Wednesday, December 3, 2008

Margin: Friend or Foe?

Since I began writing about my trades with the funds of a friend, I have been talking about using margin to leverage my purchases, but I must warn those of you that are not familiar with these types of trades that the use of a margin account can be very dangerous.

While allowing you to double your returns on a trade, it can also double your losses and should not be used lightly. For me, the sweetest leverage is to go long in an inverse EFT that trades at 2X the inverse of the index it represents plus margin.

This gives me what I would consider a leverage of 4X. This was how I was able to grow that 25,000 so fast on the first day. I'll talk more about inverse EFT's another time, but for now just remember that margin accounts can be your best friend and your worst enemy at the same time, so be very cautious if you use it.

Have a good one,
Roger

Tuesday, December 2, 2008

Another Good Day

My second day of money management included the Stock Assault pick JNJ which I plugged into my equity grading program to yield a 83 which put it into the A+ category, closely matching the Diamond Edition grade.

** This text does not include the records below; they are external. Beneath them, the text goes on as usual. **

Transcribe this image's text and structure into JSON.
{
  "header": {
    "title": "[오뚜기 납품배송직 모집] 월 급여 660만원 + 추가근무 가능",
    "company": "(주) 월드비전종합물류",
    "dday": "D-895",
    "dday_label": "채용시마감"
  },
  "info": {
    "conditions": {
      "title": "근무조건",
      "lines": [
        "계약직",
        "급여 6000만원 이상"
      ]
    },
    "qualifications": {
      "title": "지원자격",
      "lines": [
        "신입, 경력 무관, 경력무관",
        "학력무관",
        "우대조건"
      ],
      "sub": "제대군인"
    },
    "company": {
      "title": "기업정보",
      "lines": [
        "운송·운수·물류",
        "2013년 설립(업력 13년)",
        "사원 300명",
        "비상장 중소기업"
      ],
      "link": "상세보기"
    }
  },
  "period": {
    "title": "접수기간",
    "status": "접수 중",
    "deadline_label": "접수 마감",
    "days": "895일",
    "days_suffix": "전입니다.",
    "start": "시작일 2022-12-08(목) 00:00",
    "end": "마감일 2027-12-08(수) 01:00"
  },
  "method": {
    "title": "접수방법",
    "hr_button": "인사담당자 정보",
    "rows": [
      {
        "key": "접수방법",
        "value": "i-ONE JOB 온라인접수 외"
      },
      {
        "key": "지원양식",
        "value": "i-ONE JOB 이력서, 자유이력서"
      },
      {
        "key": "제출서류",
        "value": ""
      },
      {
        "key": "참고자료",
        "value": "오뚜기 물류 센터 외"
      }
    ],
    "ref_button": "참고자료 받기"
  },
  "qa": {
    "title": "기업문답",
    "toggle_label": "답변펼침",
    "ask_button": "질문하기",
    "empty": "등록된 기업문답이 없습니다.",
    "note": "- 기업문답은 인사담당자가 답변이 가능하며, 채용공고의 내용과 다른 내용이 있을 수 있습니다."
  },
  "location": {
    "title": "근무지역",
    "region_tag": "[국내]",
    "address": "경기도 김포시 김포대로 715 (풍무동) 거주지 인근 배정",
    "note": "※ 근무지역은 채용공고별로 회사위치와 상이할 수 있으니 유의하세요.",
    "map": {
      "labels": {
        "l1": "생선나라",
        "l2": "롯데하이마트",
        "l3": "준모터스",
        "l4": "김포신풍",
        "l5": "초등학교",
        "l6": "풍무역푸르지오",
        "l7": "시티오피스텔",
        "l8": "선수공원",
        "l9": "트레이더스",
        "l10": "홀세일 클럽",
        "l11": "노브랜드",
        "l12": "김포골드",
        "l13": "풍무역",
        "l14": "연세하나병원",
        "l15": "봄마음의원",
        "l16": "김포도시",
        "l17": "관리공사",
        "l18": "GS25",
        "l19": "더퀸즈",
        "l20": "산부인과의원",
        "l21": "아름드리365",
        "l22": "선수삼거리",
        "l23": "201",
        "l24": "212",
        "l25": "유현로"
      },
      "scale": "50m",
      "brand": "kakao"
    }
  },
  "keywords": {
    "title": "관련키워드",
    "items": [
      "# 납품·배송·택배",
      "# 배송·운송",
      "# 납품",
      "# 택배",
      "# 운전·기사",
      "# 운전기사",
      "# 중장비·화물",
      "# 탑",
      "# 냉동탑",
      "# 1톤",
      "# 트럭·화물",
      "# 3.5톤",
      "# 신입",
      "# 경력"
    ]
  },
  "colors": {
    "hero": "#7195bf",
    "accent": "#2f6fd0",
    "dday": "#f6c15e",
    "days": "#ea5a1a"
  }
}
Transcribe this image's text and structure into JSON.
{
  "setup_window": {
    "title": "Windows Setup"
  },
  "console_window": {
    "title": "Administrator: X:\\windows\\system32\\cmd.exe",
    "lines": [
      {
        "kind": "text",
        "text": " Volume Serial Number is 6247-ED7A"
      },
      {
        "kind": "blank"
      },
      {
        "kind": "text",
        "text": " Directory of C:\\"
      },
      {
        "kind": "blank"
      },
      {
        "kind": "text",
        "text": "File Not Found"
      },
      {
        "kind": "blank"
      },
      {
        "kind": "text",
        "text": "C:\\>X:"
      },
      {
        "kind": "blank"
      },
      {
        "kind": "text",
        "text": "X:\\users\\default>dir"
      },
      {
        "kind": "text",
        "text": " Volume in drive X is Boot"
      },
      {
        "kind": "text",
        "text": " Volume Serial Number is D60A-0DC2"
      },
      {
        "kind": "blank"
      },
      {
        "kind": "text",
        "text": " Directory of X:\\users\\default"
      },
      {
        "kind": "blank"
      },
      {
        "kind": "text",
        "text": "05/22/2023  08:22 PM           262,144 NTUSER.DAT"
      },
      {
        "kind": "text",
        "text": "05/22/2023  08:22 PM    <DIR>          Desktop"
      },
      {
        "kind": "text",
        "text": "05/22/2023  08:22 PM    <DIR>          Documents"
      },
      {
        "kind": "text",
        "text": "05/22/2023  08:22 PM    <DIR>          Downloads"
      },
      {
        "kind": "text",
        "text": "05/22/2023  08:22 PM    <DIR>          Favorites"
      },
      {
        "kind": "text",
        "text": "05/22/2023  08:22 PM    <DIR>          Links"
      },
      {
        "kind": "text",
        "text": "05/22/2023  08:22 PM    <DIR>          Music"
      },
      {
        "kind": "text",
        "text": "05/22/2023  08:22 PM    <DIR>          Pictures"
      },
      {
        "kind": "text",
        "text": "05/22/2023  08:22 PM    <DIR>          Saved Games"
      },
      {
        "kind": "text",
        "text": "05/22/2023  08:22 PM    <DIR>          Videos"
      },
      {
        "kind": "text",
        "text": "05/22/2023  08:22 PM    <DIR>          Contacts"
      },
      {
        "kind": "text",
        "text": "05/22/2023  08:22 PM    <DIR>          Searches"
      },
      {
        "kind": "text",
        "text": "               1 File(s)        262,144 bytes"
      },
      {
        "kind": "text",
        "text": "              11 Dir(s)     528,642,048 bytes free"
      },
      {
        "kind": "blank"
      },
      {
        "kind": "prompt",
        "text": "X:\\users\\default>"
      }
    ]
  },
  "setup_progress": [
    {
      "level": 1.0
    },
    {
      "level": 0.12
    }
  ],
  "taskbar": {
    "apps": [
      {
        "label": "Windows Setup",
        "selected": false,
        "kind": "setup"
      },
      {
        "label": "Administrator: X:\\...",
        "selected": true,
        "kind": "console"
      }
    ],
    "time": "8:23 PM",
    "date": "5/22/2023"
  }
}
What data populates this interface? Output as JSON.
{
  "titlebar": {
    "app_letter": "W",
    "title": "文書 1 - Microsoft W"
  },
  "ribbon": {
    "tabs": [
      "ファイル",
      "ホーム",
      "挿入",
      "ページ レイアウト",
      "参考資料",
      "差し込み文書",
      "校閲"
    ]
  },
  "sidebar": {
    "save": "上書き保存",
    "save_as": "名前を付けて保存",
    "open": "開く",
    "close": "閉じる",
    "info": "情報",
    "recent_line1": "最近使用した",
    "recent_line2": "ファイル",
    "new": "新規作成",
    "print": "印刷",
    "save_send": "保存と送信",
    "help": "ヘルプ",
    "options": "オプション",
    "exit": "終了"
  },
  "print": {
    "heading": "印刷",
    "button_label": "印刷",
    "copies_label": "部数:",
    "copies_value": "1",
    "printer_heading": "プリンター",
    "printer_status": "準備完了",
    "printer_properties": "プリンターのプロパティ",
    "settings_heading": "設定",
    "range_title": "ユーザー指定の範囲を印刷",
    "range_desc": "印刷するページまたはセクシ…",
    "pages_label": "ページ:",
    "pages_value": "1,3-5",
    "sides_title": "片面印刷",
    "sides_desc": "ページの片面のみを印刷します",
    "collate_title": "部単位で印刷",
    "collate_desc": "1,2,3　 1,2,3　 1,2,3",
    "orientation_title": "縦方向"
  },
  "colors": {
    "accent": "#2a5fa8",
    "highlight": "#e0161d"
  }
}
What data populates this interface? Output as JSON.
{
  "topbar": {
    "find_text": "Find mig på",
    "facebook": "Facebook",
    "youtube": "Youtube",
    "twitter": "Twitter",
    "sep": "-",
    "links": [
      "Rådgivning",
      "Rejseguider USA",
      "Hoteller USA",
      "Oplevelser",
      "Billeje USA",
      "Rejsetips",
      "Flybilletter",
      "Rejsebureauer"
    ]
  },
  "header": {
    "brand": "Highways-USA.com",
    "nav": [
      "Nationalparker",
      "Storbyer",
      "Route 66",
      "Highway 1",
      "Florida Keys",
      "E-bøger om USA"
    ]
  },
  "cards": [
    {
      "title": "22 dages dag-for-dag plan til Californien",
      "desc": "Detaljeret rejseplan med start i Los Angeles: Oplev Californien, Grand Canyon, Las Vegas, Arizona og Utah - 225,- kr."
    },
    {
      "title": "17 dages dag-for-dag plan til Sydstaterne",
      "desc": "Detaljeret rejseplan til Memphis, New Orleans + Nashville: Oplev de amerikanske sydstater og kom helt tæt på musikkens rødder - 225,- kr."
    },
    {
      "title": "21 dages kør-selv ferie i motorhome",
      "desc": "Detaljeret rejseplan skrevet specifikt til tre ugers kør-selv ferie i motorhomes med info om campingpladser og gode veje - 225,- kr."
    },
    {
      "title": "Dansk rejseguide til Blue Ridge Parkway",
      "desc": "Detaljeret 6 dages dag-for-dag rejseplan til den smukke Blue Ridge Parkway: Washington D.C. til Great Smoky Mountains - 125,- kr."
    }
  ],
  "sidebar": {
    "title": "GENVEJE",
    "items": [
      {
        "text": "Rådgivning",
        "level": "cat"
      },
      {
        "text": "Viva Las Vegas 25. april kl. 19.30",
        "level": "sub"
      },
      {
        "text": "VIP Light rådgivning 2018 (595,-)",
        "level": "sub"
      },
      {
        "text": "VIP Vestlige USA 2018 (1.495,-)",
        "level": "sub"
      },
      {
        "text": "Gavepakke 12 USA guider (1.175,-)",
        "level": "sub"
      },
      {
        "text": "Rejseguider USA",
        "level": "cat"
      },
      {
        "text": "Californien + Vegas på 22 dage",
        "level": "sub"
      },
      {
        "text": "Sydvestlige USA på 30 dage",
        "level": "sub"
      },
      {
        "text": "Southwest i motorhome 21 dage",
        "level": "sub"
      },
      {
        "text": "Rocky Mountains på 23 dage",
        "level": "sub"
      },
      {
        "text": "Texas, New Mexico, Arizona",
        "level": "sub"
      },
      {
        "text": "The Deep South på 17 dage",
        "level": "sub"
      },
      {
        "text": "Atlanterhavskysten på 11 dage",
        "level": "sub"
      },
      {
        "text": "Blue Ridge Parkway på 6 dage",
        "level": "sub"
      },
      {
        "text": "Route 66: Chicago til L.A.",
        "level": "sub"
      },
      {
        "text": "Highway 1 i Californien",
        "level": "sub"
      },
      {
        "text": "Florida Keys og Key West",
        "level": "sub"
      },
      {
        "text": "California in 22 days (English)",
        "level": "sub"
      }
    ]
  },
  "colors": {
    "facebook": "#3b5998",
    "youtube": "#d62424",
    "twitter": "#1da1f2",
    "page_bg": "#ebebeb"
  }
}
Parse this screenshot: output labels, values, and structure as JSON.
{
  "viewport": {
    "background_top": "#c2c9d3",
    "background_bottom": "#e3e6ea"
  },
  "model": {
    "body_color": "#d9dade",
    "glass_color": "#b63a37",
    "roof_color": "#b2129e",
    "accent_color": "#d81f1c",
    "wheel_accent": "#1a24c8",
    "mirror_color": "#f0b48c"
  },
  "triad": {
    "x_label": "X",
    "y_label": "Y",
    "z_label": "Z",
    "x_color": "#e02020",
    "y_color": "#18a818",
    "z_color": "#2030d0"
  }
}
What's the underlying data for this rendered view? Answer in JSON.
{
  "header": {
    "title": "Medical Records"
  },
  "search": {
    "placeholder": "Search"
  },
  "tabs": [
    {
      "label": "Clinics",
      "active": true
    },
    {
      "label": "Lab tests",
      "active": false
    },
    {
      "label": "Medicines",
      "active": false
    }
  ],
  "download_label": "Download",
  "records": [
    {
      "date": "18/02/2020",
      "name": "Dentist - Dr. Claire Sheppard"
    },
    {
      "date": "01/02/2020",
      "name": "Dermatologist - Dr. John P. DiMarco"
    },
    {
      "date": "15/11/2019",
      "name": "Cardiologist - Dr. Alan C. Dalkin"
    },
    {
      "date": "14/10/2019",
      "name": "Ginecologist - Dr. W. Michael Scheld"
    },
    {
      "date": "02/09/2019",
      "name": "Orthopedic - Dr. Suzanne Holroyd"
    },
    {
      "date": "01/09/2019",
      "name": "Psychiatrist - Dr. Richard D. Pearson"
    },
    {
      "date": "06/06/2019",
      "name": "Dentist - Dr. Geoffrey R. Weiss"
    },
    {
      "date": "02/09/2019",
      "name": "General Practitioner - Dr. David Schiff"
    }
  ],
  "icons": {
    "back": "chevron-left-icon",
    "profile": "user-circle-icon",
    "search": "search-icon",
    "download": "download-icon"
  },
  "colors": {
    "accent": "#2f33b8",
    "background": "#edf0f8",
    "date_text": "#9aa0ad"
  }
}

I looked at my charting software to see a nice "head and shoulders" pattern formed, putting me at the base for a nice run, so I put in a limit order of $56.00 at market open which filled giving me 1215 shares for a margined 68,040 play.

JNJ closed the day at $56.83 for a modest 1.48% gain. Since there is plenty of room to move up the neck of this pattern, I am holding to see what tomorrow brings.

So far, what started off the week as $25,000 finished Tuesday as $35,073. Not a bad two days for my little venture.

Have a good one.......
Roger

Monday, December 1, 2008

My First Trade With Another's Funds

As promised, I am documenting my trades as I invest for a very fortunate friend. I convinced him to let me have $25,000, as this is the minimum for my broker to allow day trades. I don't believe in day trading, but if I get stuck in something, I want to be able to get out of it quick, especially with someone else's money. So, with margin, I approached the day with $50,000 to invest.

Stock Assault triggered no trades today, which is excellent because the futures called for a blood-bath. Since I don't short stocks I was only left with inverse EFT's to choose. The most wildly swinging index, IMHO, is the Russell 2000 (RUT) and the best EFT's for that is the UWM for a long play, and TWM for a short play as it is the inverse. This means that as the Russell 2000 goes down, TWM goes up at 2x the amount. Sweet.

So I put in a limit order this morning of 112.23 which immediately filled giving me 445 shares. Well, late in the afternoon, I sold those shares for 132.56 for a gain of 20.33 per share, or about 9046.85 dollars. So my first trade was net 18.09 %. What a way to start the week off! My friend, of course, is very happy making a little over 9000 dollars when the Dow was down over 600 points.

I won't disclose our arrangement just yet, because we really don't have one, but he has promised to take care of me. He really has no choice since the money is sitting in my account. I'm looking forward to putting a new lot of 34,046 dollars to work tomorrow on a Stock Assault pick.

Have a good one!
- Roger

Sunday, November 30, 2008

Profit Taking or Just a Down Day?

Often times when a finance site posts a story on a big down day with no apparent news to explain it, the term "profit taking" is thrown around as a catch-all phrase. Seriously, the real profit taking is done towards the close of the previous day's action and the down day that ensues after is merely a knee-jerk reaction as the market contracts in a normal fashion.

As we approach the dawn of a new and expanding market recovering from the worst days, we will see several contractions. The size and length of these will be directly proportional to the size and breadth of the preceding days of expansion. There will always be some profit taking along the way, but a down day is just simply that. Let's not label it the same way every time there is no news to explain it, other than the normal cycle of the growing market.

Have a good one,
Roger